#### Material shown:
———

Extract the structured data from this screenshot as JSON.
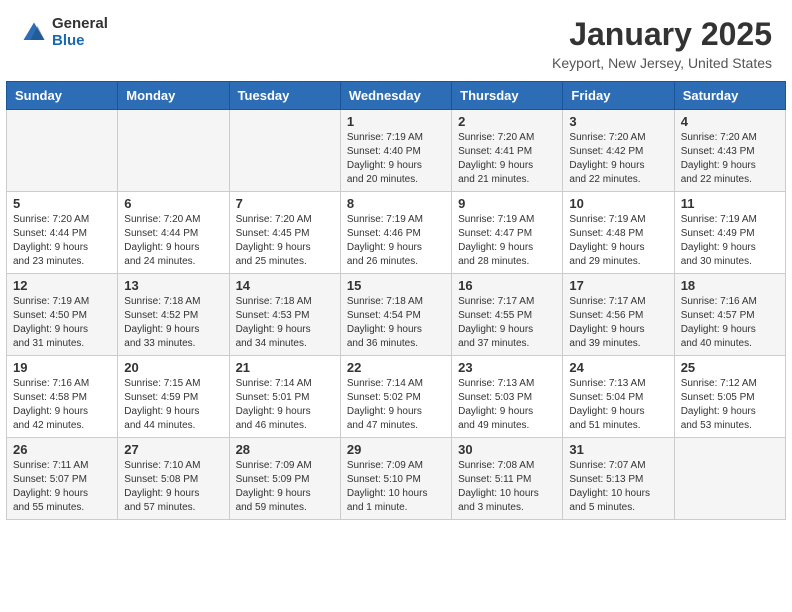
{
  "logo": {
    "general": "General",
    "blue": "Blue"
  },
  "header": {
    "month": "January 2025",
    "location": "Keyport, New Jersey, United States"
  },
  "weekdays": [
    "Sunday",
    "Monday",
    "Tuesday",
    "Wednesday",
    "Thursday",
    "Friday",
    "Saturday"
  ],
  "weeks": [
    [
      {
        "day": "",
        "info": ""
      },
      {
        "day": "",
        "info": ""
      },
      {
        "day": "",
        "info": ""
      },
      {
        "day": "1",
        "info": "Sunrise: 7:19 AM\nSunset: 4:40 PM\nDaylight: 9 hours\nand 20 minutes."
      },
      {
        "day": "2",
        "info": "Sunrise: 7:20 AM\nSunset: 4:41 PM\nDaylight: 9 hours\nand 21 minutes."
      },
      {
        "day": "3",
        "info": "Sunrise: 7:20 AM\nSunset: 4:42 PM\nDaylight: 9 hours\nand 22 minutes."
      },
      {
        "day": "4",
        "info": "Sunrise: 7:20 AM\nSunset: 4:43 PM\nDaylight: 9 hours\nand 22 minutes."
      }
    ],
    [
      {
        "day": "5",
        "info": "Sunrise: 7:20 AM\nSunset: 4:44 PM\nDaylight: 9 hours\nand 23 minutes."
      },
      {
        "day": "6",
        "info": "Sunrise: 7:20 AM\nSunset: 4:44 PM\nDaylight: 9 hours\nand 24 minutes."
      },
      {
        "day": "7",
        "info": "Sunrise: 7:20 AM\nSunset: 4:45 PM\nDaylight: 9 hours\nand 25 minutes."
      },
      {
        "day": "8",
        "info": "Sunrise: 7:19 AM\nSunset: 4:46 PM\nDaylight: 9 hours\nand 26 minutes."
      },
      {
        "day": "9",
        "info": "Sunrise: 7:19 AM\nSunset: 4:47 PM\nDaylight: 9 hours\nand 28 minutes."
      },
      {
        "day": "10",
        "info": "Sunrise: 7:19 AM\nSunset: 4:48 PM\nDaylight: 9 hours\nand 29 minutes."
      },
      {
        "day": "11",
        "info": "Sunrise: 7:19 AM\nSunset: 4:49 PM\nDaylight: 9 hours\nand 30 minutes."
      }
    ],
    [
      {
        "day": "12",
        "info": "Sunrise: 7:19 AM\nSunset: 4:50 PM\nDaylight: 9 hours\nand 31 minutes."
      },
      {
        "day": "13",
        "info": "Sunrise: 7:18 AM\nSunset: 4:52 PM\nDaylight: 9 hours\nand 33 minutes."
      },
      {
        "day": "14",
        "info": "Sunrise: 7:18 AM\nSunset: 4:53 PM\nDaylight: 9 hours\nand 34 minutes."
      },
      {
        "day": "15",
        "info": "Sunrise: 7:18 AM\nSunset: 4:54 PM\nDaylight: 9 hours\nand 36 minutes."
      },
      {
        "day": "16",
        "info": "Sunrise: 7:17 AM\nSunset: 4:55 PM\nDaylight: 9 hours\nand 37 minutes."
      },
      {
        "day": "17",
        "info": "Sunrise: 7:17 AM\nSunset: 4:56 PM\nDaylight: 9 hours\nand 39 minutes."
      },
      {
        "day": "18",
        "info": "Sunrise: 7:16 AM\nSunset: 4:57 PM\nDaylight: 9 hours\nand 40 minutes."
      }
    ],
    [
      {
        "day": "19",
        "info": "Sunrise: 7:16 AM\nSunset: 4:58 PM\nDaylight: 9 hours\nand 42 minutes."
      },
      {
        "day": "20",
        "info": "Sunrise: 7:15 AM\nSunset: 4:59 PM\nDaylight: 9 hours\nand 44 minutes."
      },
      {
        "day": "21",
        "info": "Sunrise: 7:14 AM\nSunset: 5:01 PM\nDaylight: 9 hours\nand 46 minutes."
      },
      {
        "day": "22",
        "info": "Sunrise: 7:14 AM\nSunset: 5:02 PM\nDaylight: 9 hours\nand 47 minutes."
      },
      {
        "day": "23",
        "info": "Sunrise: 7:13 AM\nSunset: 5:03 PM\nDaylight: 9 hours\nand 49 minutes."
      },
      {
        "day": "24",
        "info": "Sunrise: 7:13 AM\nSunset: 5:04 PM\nDaylight: 9 hours\nand 51 minutes."
      },
      {
        "day": "25",
        "info": "Sunrise: 7:12 AM\nSunset: 5:05 PM\nDaylight: 9 hours\nand 53 minutes."
      }
    ],
    [
      {
        "day": "26",
        "info": "Sunrise: 7:11 AM\nSunset: 5:07 PM\nDaylight: 9 hours\nand 55 minutes."
      },
      {
        "day": "27",
        "info": "Sunrise: 7:10 AM\nSunset: 5:08 PM\nDaylight: 9 hours\nand 57 minutes."
      },
      {
        "day": "28",
        "info": "Sunrise: 7:09 AM\nSunset: 5:09 PM\nDaylight: 9 hours\nand 59 minutes."
      },
      {
        "day": "29",
        "info": "Sunrise: 7:09 AM\nSunset: 5:10 PM\nDaylight: 10 hours\nand 1 minute."
      },
      {
        "day": "30",
        "info": "Sunrise: 7:08 AM\nSunset: 5:11 PM\nDaylight: 10 hours\nand 3 minutes."
      },
      {
        "day": "31",
        "info": "Sunrise: 7:07 AM\nSunset: 5:13 PM\nDaylight: 10 hours\nand 5 minutes."
      },
      {
        "day": "",
        "info": ""
      }
    ]
  ]
}
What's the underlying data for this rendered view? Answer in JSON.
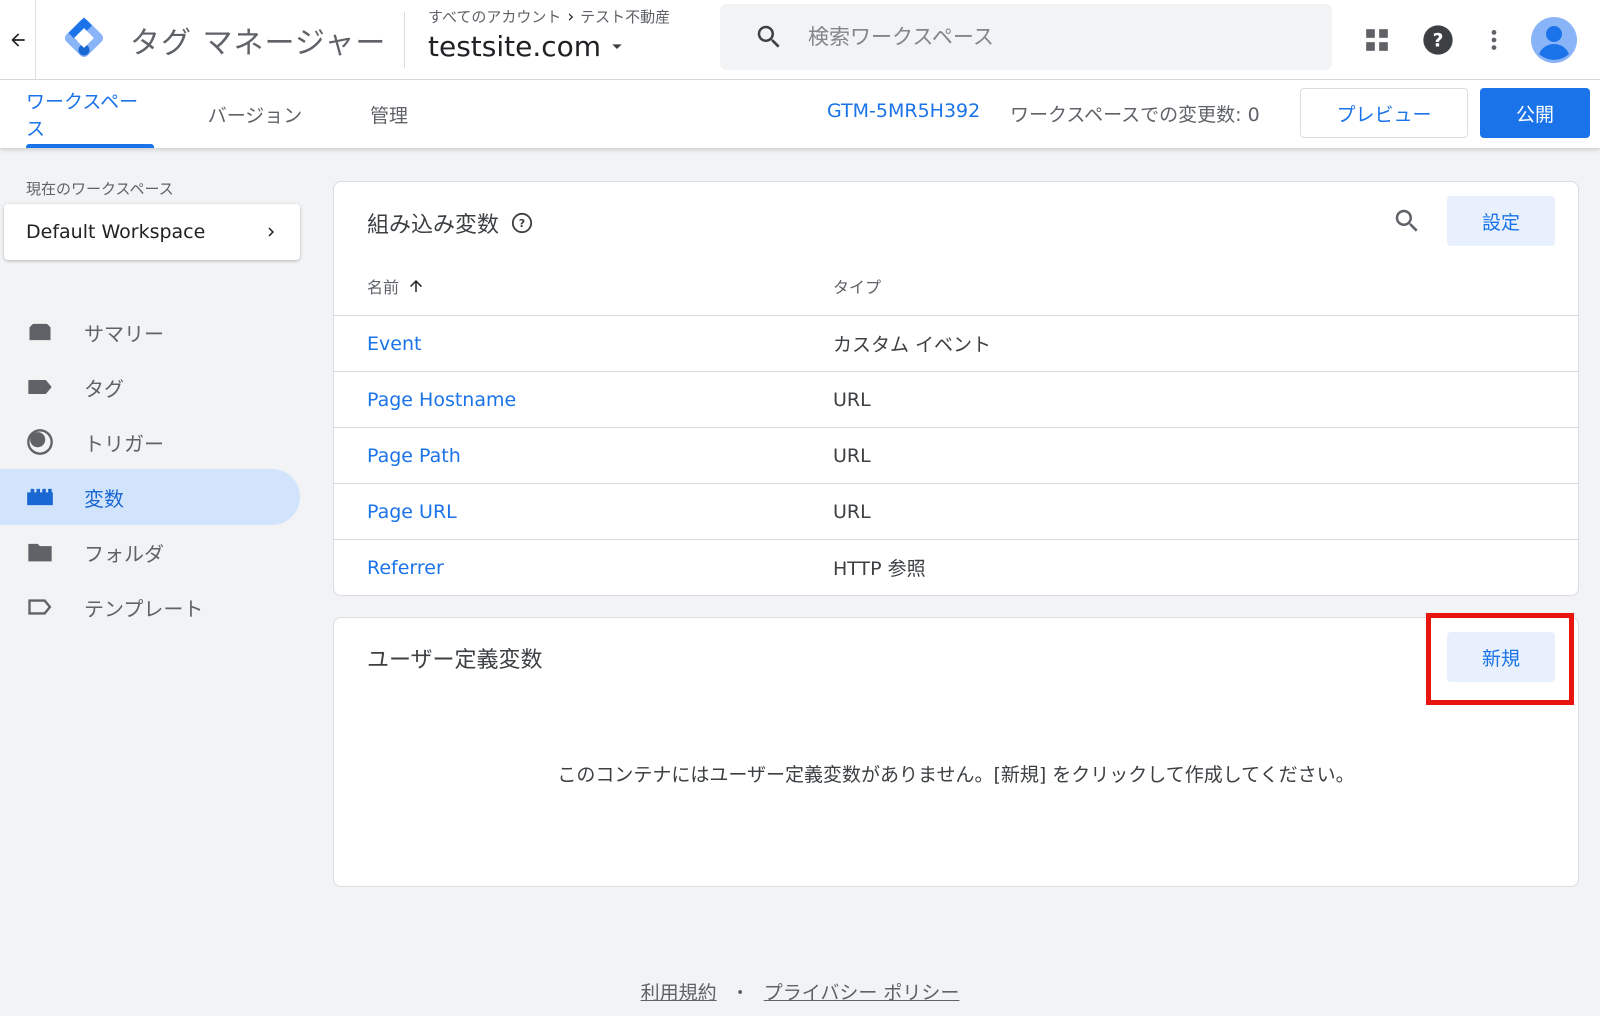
{
  "header": {
    "product_name": "タグ マネージャー",
    "breadcrumb_account": "すべてのアカウント",
    "breadcrumb_separator": "›",
    "breadcrumb_property": "テスト不動産",
    "container_name": "testsite.com",
    "search_placeholder": "検索ワークスペース"
  },
  "tabs": [
    {
      "label": "ワークスペース",
      "active": true
    },
    {
      "label": "バージョン",
      "active": false
    },
    {
      "label": "管理",
      "active": false
    }
  ],
  "toolbar": {
    "container_id": "GTM-5MR5H392",
    "changes_label": "ワークスペースでの変更数: 0",
    "preview_label": "プレビュー",
    "publish_label": "公開"
  },
  "sidebar": {
    "workspace_label": "現在のワークスペース",
    "workspace_name": "Default Workspace",
    "items": [
      {
        "label": "サマリー",
        "icon": "summary-icon"
      },
      {
        "label": "タグ",
        "icon": "tag-icon"
      },
      {
        "label": "トリガー",
        "icon": "trigger-icon"
      },
      {
        "label": "変数",
        "icon": "variables-icon",
        "active": true
      },
      {
        "label": "フォルダ",
        "icon": "folder-icon"
      },
      {
        "label": "テンプレート",
        "icon": "template-icon"
      }
    ]
  },
  "builtin": {
    "title": "組み込み変数",
    "settings_label": "設定",
    "col_name": "名前",
    "col_type": "タイプ",
    "rows": [
      {
        "name": "Event",
        "type": "カスタム イベント"
      },
      {
        "name": "Page Hostname",
        "type": "URL"
      },
      {
        "name": "Page Path",
        "type": "URL"
      },
      {
        "name": "Page URL",
        "type": "URL"
      },
      {
        "name": "Referrer",
        "type": "HTTP 参照"
      }
    ]
  },
  "user_defined": {
    "title": "ユーザー定義変数",
    "new_label": "新規",
    "empty_message": "このコンテナにはユーザー定義変数がありません。[新規] をクリックして作成してください。"
  },
  "footer": {
    "terms": "利用規約",
    "separator": "・",
    "privacy": "プライバシー ポリシー"
  },
  "colors": {
    "accent": "#1a73e8",
    "highlight": "#e8150f",
    "active_nav_bg": "#d2e3fc"
  }
}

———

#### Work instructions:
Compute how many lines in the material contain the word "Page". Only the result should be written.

#### Answer box:
3